▶ _PROBLEM STATEMENT_: Repeat everything in the listing below. Keep each line exact.

▶ _SUPPLIED RECORDS_:

● ● ● ● ● ● ●

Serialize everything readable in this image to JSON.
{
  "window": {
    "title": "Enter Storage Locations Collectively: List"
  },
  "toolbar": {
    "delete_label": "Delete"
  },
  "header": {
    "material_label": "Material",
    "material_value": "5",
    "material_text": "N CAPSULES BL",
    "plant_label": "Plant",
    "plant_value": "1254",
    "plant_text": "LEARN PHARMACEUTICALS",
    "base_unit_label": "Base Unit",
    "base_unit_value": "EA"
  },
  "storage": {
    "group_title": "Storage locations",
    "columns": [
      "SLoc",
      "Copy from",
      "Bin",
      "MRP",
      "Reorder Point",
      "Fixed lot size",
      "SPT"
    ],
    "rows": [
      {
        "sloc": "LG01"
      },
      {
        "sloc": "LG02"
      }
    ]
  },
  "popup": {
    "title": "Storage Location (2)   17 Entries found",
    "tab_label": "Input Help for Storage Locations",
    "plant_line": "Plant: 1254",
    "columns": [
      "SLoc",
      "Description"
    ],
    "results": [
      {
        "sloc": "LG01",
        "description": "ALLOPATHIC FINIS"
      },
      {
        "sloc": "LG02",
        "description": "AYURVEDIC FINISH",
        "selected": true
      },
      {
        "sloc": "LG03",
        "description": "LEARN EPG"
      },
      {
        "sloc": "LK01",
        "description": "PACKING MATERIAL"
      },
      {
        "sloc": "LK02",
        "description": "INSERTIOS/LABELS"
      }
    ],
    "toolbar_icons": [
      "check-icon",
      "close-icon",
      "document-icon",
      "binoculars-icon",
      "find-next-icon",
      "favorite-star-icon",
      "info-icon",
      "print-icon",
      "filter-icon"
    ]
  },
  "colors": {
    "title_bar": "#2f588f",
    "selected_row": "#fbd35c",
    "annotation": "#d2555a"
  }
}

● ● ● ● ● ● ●

▶ _ANSWER SECTION_:
Serialize everything readable in this image to JSON.
{
  "window": {
    "title": "Enter Storage Locations Collectively: List"
  },
  "toolbar": {
    "delete_label": "Delete"
  },
  "header": {
    "material_label": "Material",
    "material_value": "5",
    "material_text": "N CAPSULES BL",
    "plant_label": "Plant",
    "plant_value": "1254",
    "plant_text": "LEARN PHARMACEUTICALS",
    "base_unit_label": "Base Unit",
    "base_unit_value": "EA"
  },
  "storage": {
    "group_title": "Storage locations",
    "columns": [
      "SLoc",
      "Copy from",
      "Bin",
      "MRP",
      "Reorder Point",
      "Fixed lot size",
      "SPT"
    ],
    "rows": [
      {
        "sloc": "LG01"
      },
      {
        "sloc": "LG02"
      }
    ]
  },
  "popup": {
    "title": "Storage Location (2)   17 Entries found",
    "tab_label": "Input Help for Storage Locations",
    "plant_line": "Plant: 1254",
    "columns": [
      "SLoc",
      "Description"
    ],
    "results": [
      {
        "sloc": "LG01",
        "description": "ALLOPATHIC FINIS"
      },
      {
        "sloc": "LG02",
        "description": "AYURVEDIC FINISH",
        "selected": true
      },
      {
        "sloc": "LG03",
        "description": "LEARN EPG"
      },
      {
        "sloc": "LK01",
        "description": "PACKING MATERIAL"
      },
      {
        "sloc": "LK02",
        "description": "INSERTIOS/LABELS"
      }
    ],
    "toolbar_icons": [
      "check-icon",
      "close-icon",
      "document-icon",
      "binoculars-icon",
      "find-next-icon",
      "favorite-star-icon",
      "info-icon",
      "print-icon",
      "filter-icon"
    ]
  },
  "colors": {
    "title_bar": "#2f588f",
    "selected_row": "#fbd35c",
    "annotation": "#d2555a"
  }
}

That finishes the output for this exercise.